Required work> Could you copy every line of the data that contains the word "placeholder"?

Provided information>
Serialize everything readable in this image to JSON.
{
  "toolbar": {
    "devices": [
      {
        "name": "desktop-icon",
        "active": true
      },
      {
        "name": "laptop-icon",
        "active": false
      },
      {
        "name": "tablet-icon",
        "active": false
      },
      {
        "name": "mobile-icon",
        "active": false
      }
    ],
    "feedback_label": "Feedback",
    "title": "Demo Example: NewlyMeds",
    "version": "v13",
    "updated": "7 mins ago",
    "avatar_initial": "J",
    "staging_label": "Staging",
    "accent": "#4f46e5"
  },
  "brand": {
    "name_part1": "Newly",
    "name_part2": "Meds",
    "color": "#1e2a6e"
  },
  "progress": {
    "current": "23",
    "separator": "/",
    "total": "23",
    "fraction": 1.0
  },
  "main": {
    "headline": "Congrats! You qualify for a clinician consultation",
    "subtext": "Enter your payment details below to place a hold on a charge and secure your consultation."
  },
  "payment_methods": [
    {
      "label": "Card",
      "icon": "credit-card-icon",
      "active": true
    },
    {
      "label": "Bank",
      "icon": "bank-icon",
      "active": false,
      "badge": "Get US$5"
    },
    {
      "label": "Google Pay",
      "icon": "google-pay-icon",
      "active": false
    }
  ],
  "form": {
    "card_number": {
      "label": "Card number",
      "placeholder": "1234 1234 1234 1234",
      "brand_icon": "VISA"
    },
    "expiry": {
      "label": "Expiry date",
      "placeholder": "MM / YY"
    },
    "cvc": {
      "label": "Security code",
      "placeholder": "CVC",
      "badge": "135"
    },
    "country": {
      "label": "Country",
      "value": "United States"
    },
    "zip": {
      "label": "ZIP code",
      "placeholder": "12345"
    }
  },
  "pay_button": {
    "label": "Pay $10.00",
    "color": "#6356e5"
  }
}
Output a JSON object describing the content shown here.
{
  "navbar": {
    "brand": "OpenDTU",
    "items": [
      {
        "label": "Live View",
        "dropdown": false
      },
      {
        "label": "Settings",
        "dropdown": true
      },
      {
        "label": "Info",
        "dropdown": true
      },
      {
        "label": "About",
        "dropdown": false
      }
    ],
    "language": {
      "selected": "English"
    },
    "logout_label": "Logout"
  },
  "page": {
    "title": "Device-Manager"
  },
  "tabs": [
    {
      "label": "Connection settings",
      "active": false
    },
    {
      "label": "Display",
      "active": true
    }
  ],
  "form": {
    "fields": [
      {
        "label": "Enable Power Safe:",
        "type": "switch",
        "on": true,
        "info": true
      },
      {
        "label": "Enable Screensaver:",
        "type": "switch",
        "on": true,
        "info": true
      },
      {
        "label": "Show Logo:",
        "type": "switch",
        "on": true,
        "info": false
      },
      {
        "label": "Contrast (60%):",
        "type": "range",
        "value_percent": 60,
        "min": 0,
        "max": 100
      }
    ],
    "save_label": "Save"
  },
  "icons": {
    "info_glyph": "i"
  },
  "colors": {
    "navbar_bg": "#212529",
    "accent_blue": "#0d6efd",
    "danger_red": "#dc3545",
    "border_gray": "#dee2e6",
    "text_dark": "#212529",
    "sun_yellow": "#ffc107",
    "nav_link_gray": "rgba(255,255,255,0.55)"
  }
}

Exercise answer>
      "placeholder": "1234 1234 1234 1234",
      "placeholder": "MM / YY"
      "placeholder": "CVC",
      "placeholder": "12345"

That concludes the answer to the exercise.